• [What is being asked] Where a line of the data holds the word "info", copy that line.

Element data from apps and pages
════════════════════

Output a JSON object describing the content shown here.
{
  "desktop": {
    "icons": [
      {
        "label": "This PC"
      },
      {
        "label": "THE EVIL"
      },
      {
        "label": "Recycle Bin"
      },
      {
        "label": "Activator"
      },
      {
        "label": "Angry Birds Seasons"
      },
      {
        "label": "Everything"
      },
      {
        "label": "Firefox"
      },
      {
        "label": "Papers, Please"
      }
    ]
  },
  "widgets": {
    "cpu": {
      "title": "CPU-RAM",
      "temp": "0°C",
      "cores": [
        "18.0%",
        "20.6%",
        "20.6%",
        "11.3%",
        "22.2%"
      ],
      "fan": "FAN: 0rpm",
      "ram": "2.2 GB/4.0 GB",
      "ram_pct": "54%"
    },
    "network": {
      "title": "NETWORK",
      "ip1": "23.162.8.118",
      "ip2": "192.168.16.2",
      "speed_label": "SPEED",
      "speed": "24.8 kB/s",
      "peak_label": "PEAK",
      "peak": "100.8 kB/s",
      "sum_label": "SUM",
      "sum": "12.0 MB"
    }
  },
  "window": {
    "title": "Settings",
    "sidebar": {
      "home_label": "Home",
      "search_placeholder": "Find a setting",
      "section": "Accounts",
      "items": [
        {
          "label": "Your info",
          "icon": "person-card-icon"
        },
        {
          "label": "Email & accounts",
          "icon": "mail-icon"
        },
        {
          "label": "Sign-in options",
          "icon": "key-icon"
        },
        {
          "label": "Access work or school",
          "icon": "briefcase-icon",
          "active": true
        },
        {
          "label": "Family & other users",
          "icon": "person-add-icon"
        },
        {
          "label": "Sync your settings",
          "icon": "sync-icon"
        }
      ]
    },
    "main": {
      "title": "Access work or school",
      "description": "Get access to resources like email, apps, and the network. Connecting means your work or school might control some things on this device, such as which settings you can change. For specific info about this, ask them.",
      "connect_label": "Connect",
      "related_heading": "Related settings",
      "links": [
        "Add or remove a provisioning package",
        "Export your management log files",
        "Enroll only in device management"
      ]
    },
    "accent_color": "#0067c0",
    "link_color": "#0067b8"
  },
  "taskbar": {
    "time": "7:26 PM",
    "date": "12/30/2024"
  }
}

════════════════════

• [Output of the task]
          "label": "Your info",
      "description": "Get access to resources like email, apps, and the network. Connecting means your work or school might control some things on this device, such as which settings you can change. For specific info about this, ask them.",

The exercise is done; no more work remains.